Ferocious Fighters Caretaker Blog

This blog is the work of our President, Meg Boland. Some articles have been shared in other places, some just live here. Meg has worked alongside Patrick to build Ferocious Fighters and along the way has found that sometimes, being a parent of a kiddo fighting CRPS is a job that cannot be done alone. Toward the end of the 2nd year of Ferocious Fighters we built our caretaker support group on Facebook. If you need support and haven't joined, please consider joining this very active community of parents, fighting all together against CRPS in our kids!

Returning to school is an anxious moment, but kids with CRPS (and their families) have reason to be nervous that go beyond the typical. In order to create a successful and supportive relationship with the new teacher and/or school, be prepared and try to “front-load” with CRPS information . . .

An Introduction to Meg Boland.

I am a special education teacher and in one of my classes I read an article entitled, “Welcome to Holland” about the process of a parent accepting good in the unexpected development of having a child born with a disability. I read the article and I thought, “Yes, that makes sense”. As a special education teacher . . .

Wow. I know you are feeling really overwhelmed right now with this CRPS diagnosis. The flow of information during this visit, this simple visit where a doctor took a quick look at your child, did an exam and announced, “This is CRPS”. This isn’t your first doctor’s office – not your second – probably not the tenth . . .

When people ask me about being a mom in the world of complex chronic medical issues the one thing they don’t seem to expect is the guilt . . .
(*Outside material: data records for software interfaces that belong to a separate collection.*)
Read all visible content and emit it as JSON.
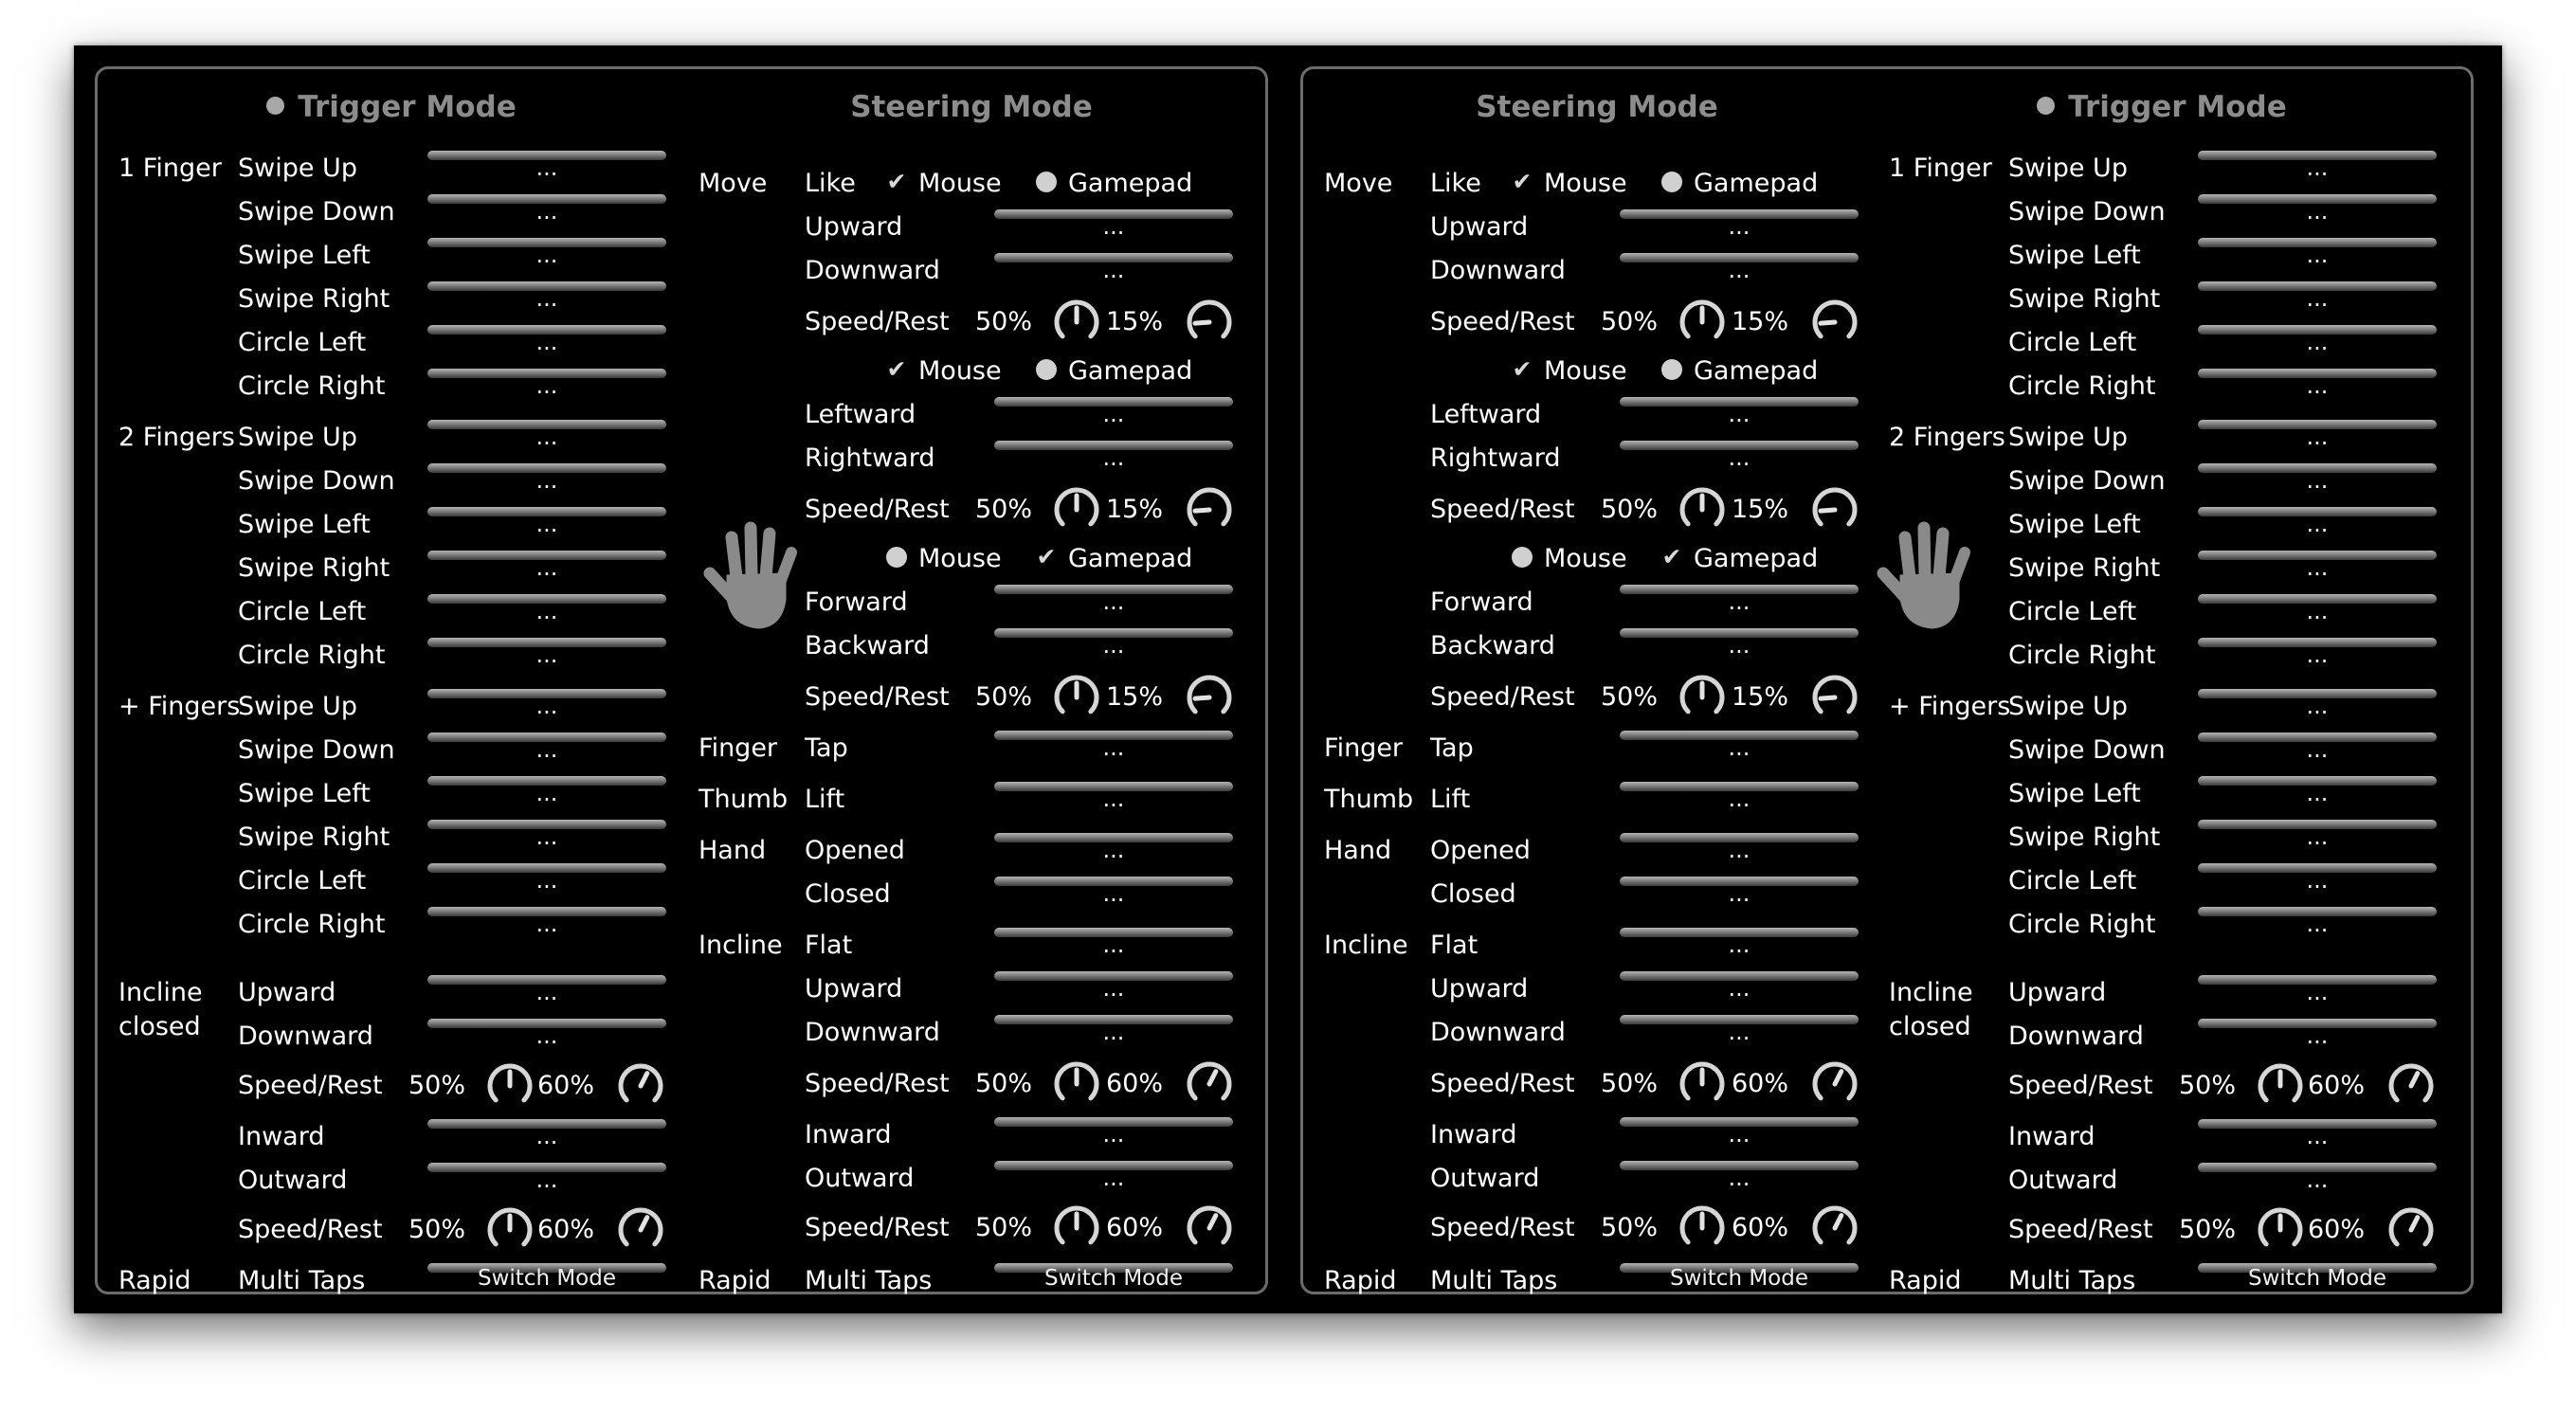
{
  "trigger": {
    "title": "Trigger Mode",
    "groups": [
      {
        "label": [
          "1 Finger"
        ],
        "items": [
          "Swipe Up",
          "Swipe Down",
          "Swipe Left",
          "Swipe Right",
          "Circle Left",
          "Circle Right"
        ]
      },
      {
        "label": [
          "2 Fingers"
        ],
        "items": [
          "Swipe Up",
          "Swipe Down",
          "Swipe Left",
          "Swipe Right",
          "Circle Left",
          "Circle Right"
        ]
      },
      {
        "label": [
          "+ Fingers"
        ],
        "items": [
          "Swipe Up",
          "Swipe Down",
          "Swipe Left",
          "Swipe Right",
          "Circle Left",
          "Circle Right"
        ]
      }
    ],
    "incline": {
      "label": [
        "Incline",
        "closed"
      ],
      "items": [
        "Upward",
        "Downward",
        "Speed/Rest",
        "Inward",
        "Outward",
        "Speed/Rest"
      ],
      "knobs": [
        {
          "speed": "50%",
          "rest": "60%"
        },
        {
          "speed": "50%",
          "rest": "60%"
        }
      ]
    },
    "rapid": {
      "label": "Rapid",
      "item": "Multi Taps",
      "button": "Switch Mode"
    }
  },
  "steering": {
    "title": "Steering Mode",
    "move_label": "Move",
    "move_like": "Like",
    "move_blocks": [
      {
        "radio": "mouse",
        "items": [
          "Upward",
          "Downward"
        ],
        "speed_label": "Speed/Rest",
        "speed": "50%",
        "rest": "15%"
      },
      {
        "radio": "mouse",
        "items": [
          "Leftward",
          "Rightward"
        ],
        "speed_label": "Speed/Rest",
        "speed": "50%",
        "rest": "15%"
      },
      {
        "radio": "gamepad",
        "items": [
          "Forward",
          "Backward"
        ],
        "speed_label": "Speed/Rest",
        "speed": "50%",
        "rest": "15%"
      }
    ],
    "radio_labels": {
      "mouse": "Mouse",
      "gamepad": "Gamepad"
    },
    "finger": {
      "label": "Finger",
      "item": "Tap"
    },
    "thumb": {
      "label": "Thumb",
      "item": "Lift"
    },
    "hand": {
      "label": "Hand",
      "items": [
        "Opened",
        "Closed"
      ]
    },
    "incline": {
      "label": "Incline",
      "items": [
        "Flat",
        "Upward",
        "Downward",
        "Speed/Rest",
        "Inward",
        "Outward",
        "Speed/Rest"
      ],
      "knobs": [
        {
          "speed": "50%",
          "rest": "60%"
        },
        {
          "speed": "50%",
          "rest": "60%"
        }
      ]
    },
    "rapid": {
      "label": "Rapid",
      "item": "Multi Taps",
      "button": "Switch Mode"
    }
  },
  "placeholder": "...",
  "colors": {
    "background": "#000000",
    "border": "#6b6b6b",
    "header": "#8c8c8c",
    "text": "#ffffff"
  }
}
Having a sick kid is hard. It is hard on the child who doesn’t want to be sick. It is hard on siblings who crave the attention given to a sick sibling or whose normal life is interrupted as parents scramble to find support. It is hard on Dads who have an instinct to protect and fix the problems they encounter and it is hard on Moms who hold things together and care for the whole family and all of the pieces independently . . .